Do conversations with your offspring begin with a blank stare, as if they suddenly stopped understanding the English language?
This was the first clue something had changed in our house. I started getting drawn-out “ugggh…” noises, followed by eye rolls and lightning-fast departures — all before I could finish my latest tirade about grades, chores, sex, drugs, and rock ‘n’ roll. In reality, all I wanted to know was what’s for dinner tonight.
“Siri, send new message: plain or pepperoni?”
Does all this sound familiar? Do your children seem distracted at the dinner table? After asking how their day was, does it take them minutes to even register you’ve spoken? Is their only sustained eye contact with a screen, and do their only substantive conversations occur in a virtual space or among their own species?
If so, be warned: You may have a Gen Zer living in your home.
Teenager, Trailblazer, or Someone From Another Planet?
Every generation has gone through this uneasy transition.
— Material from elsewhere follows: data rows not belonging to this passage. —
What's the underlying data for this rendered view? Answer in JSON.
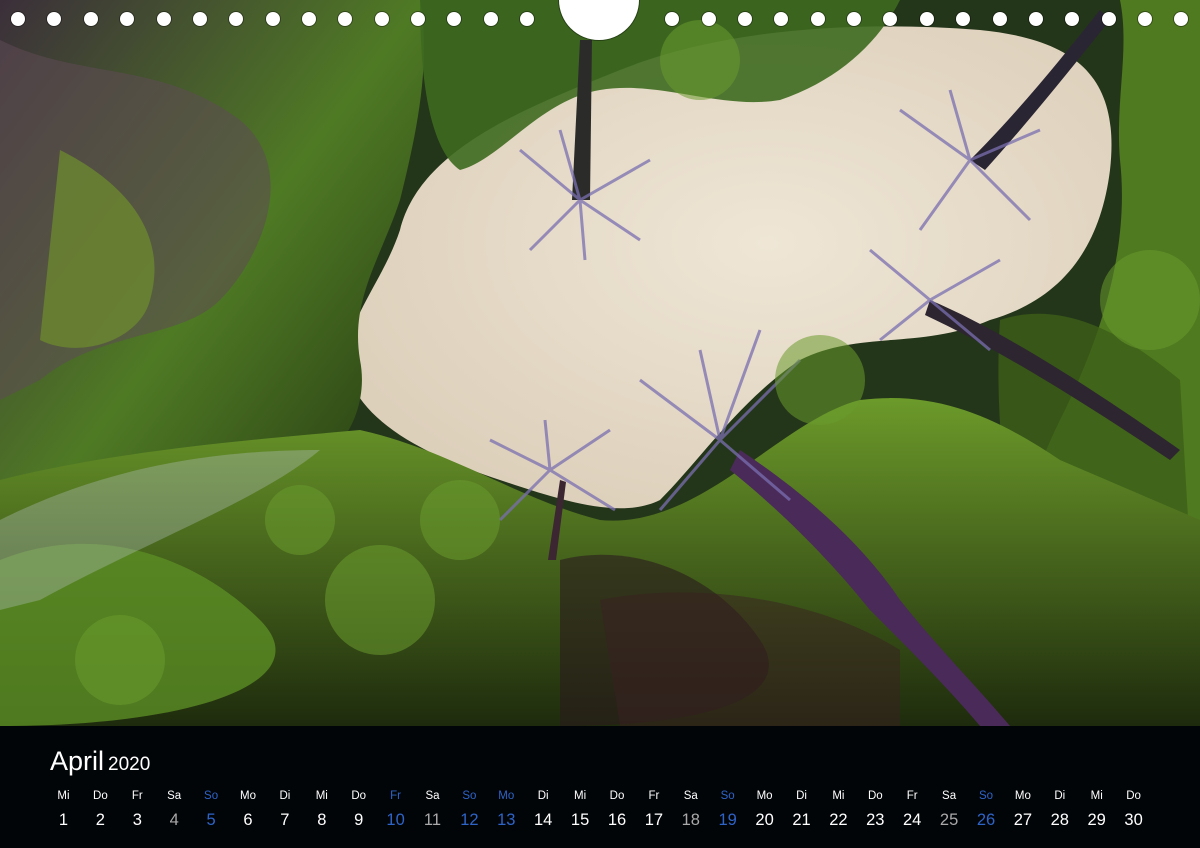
{
  "calendar": {
    "month": "April",
    "year": "2020",
    "days": [
      {
        "dow": "Mi",
        "num": "1",
        "kind": "weekday"
      },
      {
        "dow": "Do",
        "num": "2",
        "kind": "weekday"
      },
      {
        "dow": "Fr",
        "num": "3",
        "kind": "weekday"
      },
      {
        "dow": "Sa",
        "num": "4",
        "kind": "saturday"
      },
      {
        "dow": "So",
        "num": "5",
        "kind": "sunday"
      },
      {
        "dow": "Mo",
        "num": "6",
        "kind": "weekday"
      },
      {
        "dow": "Di",
        "num": "7",
        "kind": "weekday"
      },
      {
        "dow": "Mi",
        "num": "8",
        "kind": "weekday"
      },
      {
        "dow": "Do",
        "num": "9",
        "kind": "weekday"
      },
      {
        "dow": "Fr",
        "num": "10",
        "kind": "holiday"
      },
      {
        "dow": "Sa",
        "num": "11",
        "kind": "saturday"
      },
      {
        "dow": "So",
        "num": "12",
        "kind": "sunday"
      },
      {
        "dow": "Mo",
        "num": "13",
        "kind": "holiday"
      },
      {
        "dow": "Di",
        "num": "14",
        "kind": "weekday"
      },
      {
        "dow": "Mi",
        "num": "15",
        "kind": "weekday"
      },
      {
        "dow": "Do",
        "num": "16",
        "kind": "weekday"
      },
      {
        "dow": "Fr",
        "num": "17",
        "kind": "weekday"
      },
      {
        "dow": "Sa",
        "num": "18",
        "kind": "saturday"
      },
      {
        "dow": "So",
        "num": "19",
        "kind": "sunday"
      },
      {
        "dow": "Mo",
        "num": "20",
        "kind": "weekday"
      },
      {
        "dow": "Di",
        "num": "21",
        "kind": "weekday"
      },
      {
        "dow": "Mi",
        "num": "22",
        "kind": "weekday"
      },
      {
        "dow": "Do",
        "num": "23",
        "kind": "weekday"
      },
      {
        "dow": "Fr",
        "num": "24",
        "kind": "weekday"
      },
      {
        "dow": "Sa",
        "num": "25",
        "kind": "saturday"
      },
      {
        "dow": "So",
        "num": "26",
        "kind": "sunday"
      },
      {
        "dow": "Mo",
        "num": "27",
        "kind": "weekday"
      },
      {
        "dow": "Di",
        "num": "28",
        "kind": "weekday"
      },
      {
        "dow": "Mi",
        "num": "29",
        "kind": "weekday"
      },
      {
        "dow": "Do",
        "num": "30",
        "kind": "weekday"
      }
    ]
  },
  "colors": {
    "background": "#020508",
    "text": "#ffffff",
    "sunday_holiday": "#2e64c8",
    "saturday": "#a9a9a9",
    "sky": "#e8ddcc",
    "foliage": "#3f6a1c"
  }
}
One minute, you see a 10-year-old playing in the yard; the next thing you know, it’s eight years later, and he reappears as if he’s been on an arduous voyage across foreign lands. This begs the question: Why do children come out of this journey looking so fresh-faced and sparkly while we’re the ones showing signs of wear and tear?
As Gen Zers are looking at their phones, they’re actually forming bonds with people all over the world and embarking on creative projects through digital means. This is where, as parents, need to explore and familiarize ourselves with this global landscape they’re working in.
It’s natural for us to want our children to learn the same social skills that we learned growing up. Studies have shown that Gen Zers are highly competitive and motivated, yet they value their independence. We may sound like our parents when we regale them with stories of pay phones, vinyl records, and RadioShack, but we must understand that times have changed — and that’s kind of amazing.
We have to figure out how to help them find a healthy balance between family, community, and self. The question is: How do we get Gen Zers out of the house, and do we have to?
Visit Their World
There are new rules in this landscape, and sometimes, figuring them out together makes it easier to find that happy medium. Here’s how to get there:
1. Do you speak Instagram? Yes, I speak a little Snapchat.
You’ll never be able to truly connect with your child if you’re shying away from technology — it’s encoded in Gen Zers’ DNA. Get on board with tech by setting learning goals for yourself. Try to master an app every week. Take a coding course with your child or check out a how-to video on YouTube. Join the conversations your Gen Zers are having. As soon as you’re involved, you can start modeling behaviors and teaching them lessons in a language you both speak fluently.
2. Turn every opportunity into a digital opportunity.
Gen Zers can handle responsibility, so give them those opportunities to stretch their imaginations and improve their skills without telling them to put down their phones. Trust them to film your next family get-together for those who couldn’t attend or share Instagram Stories of your family vacation. Empowering them with that responsibility shows them that you appreciate their digital skills, and it also helps them blossom and potentially uncover a passion.
3. Is there a hypocrite in your house? Is it you?
Asking Gen Zers to develop good online habits without checking your own is hypocritical. So when regulating your children’s tech usage, make sure to lead by example. Don’t sit alone scrolling endlessly through your Pinterest feed, oblivious to the world around you. Take up other activities that you love, like sports, painting, or cooking. Learn a new app or even have your child teach you.
Research shows that being virtually present with your child can be really impactful. Whether it’s showing off your video game skills in an e-sports tournament or using Snapchat, relating to your child’s digital interests helps shorten the divide that technology sometimes creates.
4. Download Parenting 2.0.
You should also give your children opportunities to interact without you. For example, summer camps can connect them with pre-college opportunities and teach them to roll with the punches of daily life. It’s hard to restrain ourselves from swooping in to save the day, but children need to learn how to navigate life’s curveballs. Doing it in a safe environment like camp will help you sleep better at night.
Your children will benefit from the opportunity of learning who they are away from home, and being able to do it in a collection of smaller, bite-sized experiences like camp helps better prepare them for the realities of dorm life and the collegiate experience.
For those who haven’t grown up speaking “digital” as a first language, we have to come to terms with the fact that our Gen Zers have a vastly different view of the world. Different isn’t bad — we just have to find ways to infiltrate their world whenever we can and create opportunities for them to do amazing things. And from my seat, colonization and the future have never looked so good.